### Input for this task
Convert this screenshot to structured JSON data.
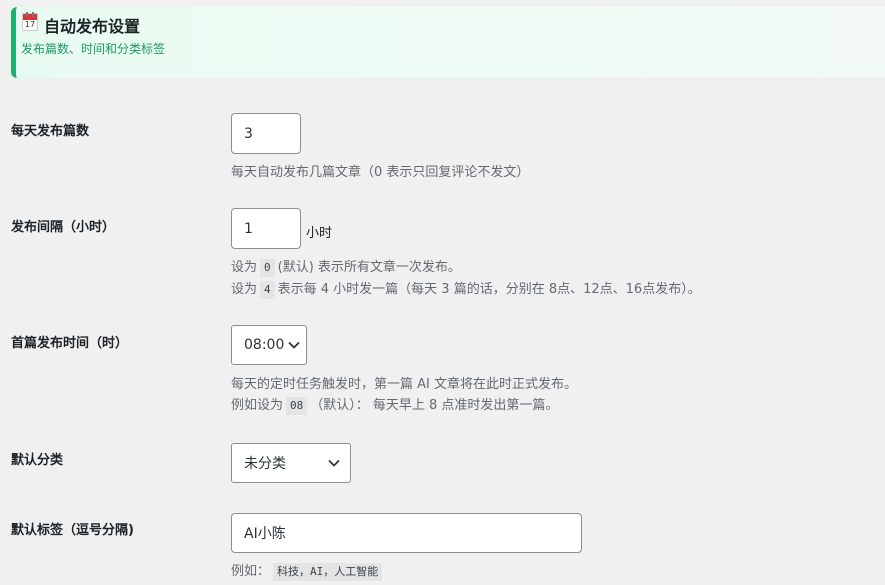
{
  "header": {
    "icon": "calendar-icon",
    "calendar_day": "17",
    "title": "自动发布设置",
    "subtitle": "发布篇数、时间和分类标签"
  },
  "fields": {
    "posts_per_day": {
      "label": "每天发布篇数",
      "value": "3",
      "description": "每天自动发布几篇文章（0 表示只回复评论不发文）"
    },
    "interval": {
      "label": "发布间隔（小时）",
      "value": "1",
      "unit": "小时",
      "desc1_pre": "设为",
      "desc1_code": "0",
      "desc1_post": "(默认) 表示所有文章一次发布。",
      "desc2_pre": "设为",
      "desc2_code": "4",
      "desc2_post": "表示每 4 小时发一篇（每天 3 篇的话，分别在 8点、12点、16点发布）。"
    },
    "first_time": {
      "label": "首篇发布时间（时）",
      "value": "08:00",
      "desc1": "每天的定时任务触发时，第一篇 AI 文章将在此时正式发布。",
      "desc2_pre": "例如设为",
      "desc2_code": "08",
      "desc2_post": "（默认）： 每天早上 8 点准时发出第一篇。"
    },
    "category": {
      "label": "默认分类",
      "value": "未分类"
    },
    "tags": {
      "label": "默认标签（逗号分隔)",
      "value": "AI小陈",
      "desc_pre": "例如：",
      "desc_code": "科技，AI，人工智能"
    }
  }
}
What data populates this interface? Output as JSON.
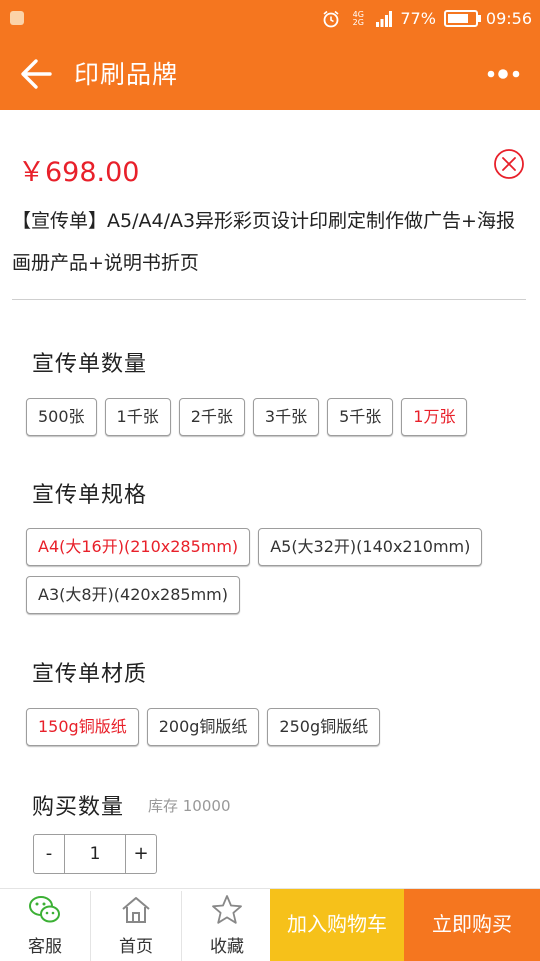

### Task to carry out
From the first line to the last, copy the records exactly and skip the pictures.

### The completed task
Convert this screenshot to structured JSON data.
{
  "header": {
    "icon": "calendar-icon",
    "calendar_day": "17",
    "title": "自动发布设置",
    "subtitle": "发布篇数、时间和分类标签"
  },
  "fields": {
    "posts_per_day": {
      "label": "每天发布篇数",
      "value": "3",
      "description": "每天自动发布几篇文章（0 表示只回复评论不发文）"
    },
    "interval": {
      "label": "发布间隔（小时）",
      "value": "1",
      "unit": "小时",
      "desc1_pre": "设为",
      "desc1_code": "0",
      "desc1_post": "(默认) 表示所有文章一次发布。",
      "desc2_pre": "设为",
      "desc2_code": "4",
      "desc2_post": "表示每 4 小时发一篇（每天 3 篇的话，分别在 8点、12点、16点发布）。"
    },
    "first_time": {
      "label": "首篇发布时间（时）",
      "value": "08:00",
      "desc1": "每天的定时任务触发时，第一篇 AI 文章将在此时正式发布。",
      "desc2_pre": "例如设为",
      "desc2_code": "08",
      "desc2_post": "（默认）： 每天早上 8 点准时发出第一篇。"
    },
    "category": {
      "label": "默认分类",
      "value": "未分类"
    },
    "tags": {
      "label": "默认标签（逗号分隔)",
      "value": "AI小陈",
      "desc_pre": "例如：",
      "desc_code": "科技，AI，人工智能"
    }
  }
}
What data populates this interface? Output as JSON.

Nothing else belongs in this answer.